Research and Development tax credits, typically referred to as R&D tax credits, should be a key consideration for innovative startup companies in the UK.
They offer the opportunity to take advantage of financial rewards, whether through reducing your Corporation Tax liability or through a cash injection that can help your business thrive, particularly in its infancy.
Many companies, however, still aren’t aware that they can make an R&D tax credit claim or don’t realise the benefits this tax incentive can provide. Others might be worried that they’re not eligible or that they think the process will be complicated. Here are a few reasons why R&D tax credits are well worth investigating.
What is R&D defined as?
R&D is defined as:
- creative work which contains novel elements or outcomes that differ from your routine work
- work undertaken on a systematic basis, such as one-off or ‘lucky’ discoveries
- work that boosts the stock of knowledge, not just within your company but results in an industry advancement.
The guidelines state that this work shouldn’t just duplicate what’s already out there, but should result in significant new progress and innovation. So, for many startups, these guidelines do apply and could well result in significant tax relief claims.
It’s suitable for a range of industries
One of the main reasons so many businesses don’t claim R&D tax credits is that they’re unaware that their industry is eligible. Although companies may think it’s only science and technology industries that are applicable, the reality is that any startup, in any sector or industry, can apply. Providing you’re based in the UK and registered to pay Corporation Tax, you can benefit from R&D tax credits. There are certain criteria that the government requires of businesses
before being accepted, but industry isn’t one of them.
Failure doesn’t mean you’re not eligible
Even if the project failed, you can still claim R&D tax credits
, providing a technical or scientific investment was made. This is great news if you’ve innovated and found that the project failed in its objectives, as you can still be financially better off. This can be of great comfort to businesses just starting out that may still be in the experimental stages of their company. In fact, it gives businesses the opportunity to celebrate their failures just as much as their successes, since it gives you the chance to learn what did and didn’t go well so you can plan better when developing future projects.
A variety of costs can be accepted
A core element of applying for these tax credits is understanding what you can claim for and how you need to calculate for these costs. Broadly speaking, there are eight categories of qualifying costs associated with R&D tax credits. These are:
Direct staffing expenses, including staff wages and employers’ NICs
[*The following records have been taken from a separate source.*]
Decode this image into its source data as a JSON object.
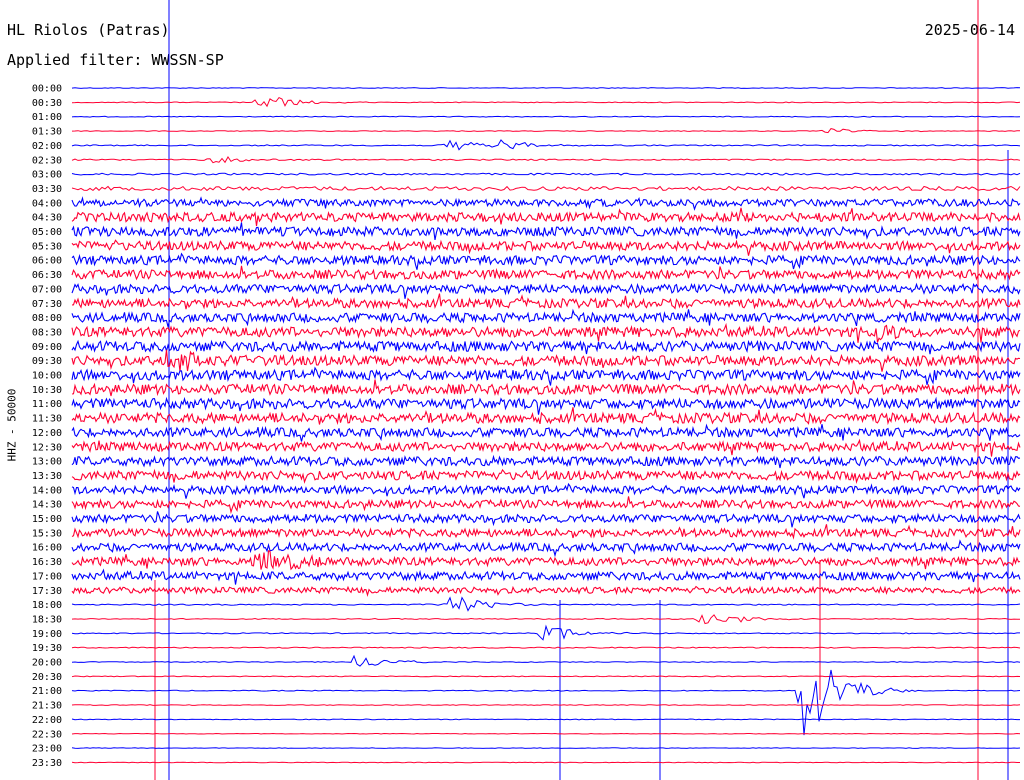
{
  "header": {
    "station": "HL Riolos (Patras)",
    "date": "2025-06-14",
    "filter": "Applied filter: WWSSN-SP"
  },
  "chart_data": {
    "type": "line",
    "title": "HL Riolos (Patras)",
    "date": "2025-06-14",
    "subtitle": "Applied filter: WWSSN-SP",
    "ylabel": "HHZ - 50000",
    "colors": [
      "#0000ff",
      "#ff0033"
    ],
    "row_labels": [
      "00:00",
      "00:30",
      "01:00",
      "01:30",
      "02:00",
      "02:30",
      "03:00",
      "03:30",
      "04:00",
      "04:30",
      "05:00",
      "05:30",
      "06:00",
      "06:30",
      "07:00",
      "07:30",
      "08:00",
      "08:30",
      "09:00",
      "09:30",
      "10:00",
      "10:30",
      "11:00",
      "11:30",
      "12:00",
      "12:30",
      "13:00",
      "13:30",
      "14:00",
      "14:30",
      "15:00",
      "15:30",
      "16:00",
      "16:30",
      "17:00",
      "17:30",
      "18:00",
      "18:30",
      "19:00",
      "19:30",
      "20:00",
      "20:30",
      "21:00",
      "21:30",
      "22:00",
      "22:30",
      "23:00",
      "23:30"
    ],
    "noise_level": [
      0.4,
      0.4,
      0.4,
      0.4,
      0.6,
      0.7,
      0.9,
      2.0,
      3.5,
      4.5,
      4.5,
      4.5,
      4.5,
      4.5,
      4.5,
      4.5,
      4.5,
      5.0,
      5.0,
      5.0,
      5.0,
      5.0,
      5.0,
      5.0,
      4.5,
      4.5,
      4.5,
      4.5,
      4.0,
      4.0,
      4.0,
      4.0,
      4.0,
      4.0,
      4.0,
      3.0,
      0.6,
      0.5,
      0.5,
      0.5,
      0.4,
      0.4,
      0.4,
      0.4,
      0.4,
      0.3,
      0.3,
      0.3
    ],
    "events": [
      {
        "row": 1,
        "minute": 6.0,
        "amp": 9
      },
      {
        "row": 3,
        "minute": 24.0,
        "amp": 3
      },
      {
        "row": 4,
        "minute": 12.0,
        "amp": 7
      },
      {
        "row": 4,
        "minute": 13.5,
        "amp": 6
      },
      {
        "row": 5,
        "minute": 4.5,
        "amp": 4
      },
      {
        "row": 17,
        "minute": 25.5,
        "amp": 9
      },
      {
        "row": 19,
        "minute": 3.0,
        "amp": 12
      },
      {
        "row": 33,
        "minute": 6.0,
        "amp": 14
      },
      {
        "row": 36,
        "minute": 12.0,
        "amp": 12
      },
      {
        "row": 37,
        "minute": 20.0,
        "amp": 10
      },
      {
        "row": 38,
        "minute": 15.0,
        "amp": 9
      },
      {
        "row": 40,
        "minute": 9.0,
        "amp": 8
      },
      {
        "row": 42,
        "minute": 23.2,
        "amp": 60
      }
    ]
  }
}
R&D consumables which have been used in the project
Contributions to independent research
Subcontracted R&D tasks
Volunteers for clinical trials
However, the HMRC has certain exemptions
that you should be aware of when completing your claim to ensure that your application is right the first time.
There’s no minimum claim requirement
In previous years, businesses needed to have spent a minimum of £10,000 on R&D projects and activities in order to claim tax credits. This meant that smaller businesses weren’t able to claim, as they were exempt based purely on their available budget for R&D activities. However, that’s since changed, although many companies aren’t aware of the new rulings which could mean they’re eligible without realising it. The old rules don’t apply anymore and businesses of all sizes can make a claim even for the smallest amounts, which is good news for startup companies who may not have the budget for high-cost R&D projects.
You don’t need to have turned a profit
Many businesses neglect to make a claim because they haven’t turned a profit and think that this makes them exempt from the opportunity; yet, this isn’t the case. Your business can still be eligible for tax relief even if you’ve made a loss, providing the HMRC approves the application. The way in which the business receives the tax relief varies, however, depending on the regime it’s used. A loss-making SME is eligible to receive between 14.5% and 33% of qualifying R&D expenses, while a larger loss-making company can benefit from relief of up to 9.7% of eligible R&D costs. There’s also the option for SMEs who’ve made a loss to not surrender the loss, but carry it forward against profits instead.
In summary, making a claim for R&D tax credits isn’t always straightforward, but it is a process that’s available to more companies than many people realise. Every £1 spent on R&D is deductible at a rate of 225% for small businesses, serving as a huge tax relief for investments into innovation. It’s well worth investigating the criteria required to make a claim, therefore, as your small business or startup might be eligible for tax relief which is always a benefit to companies of any size, but particularly those who are in those early stages of development.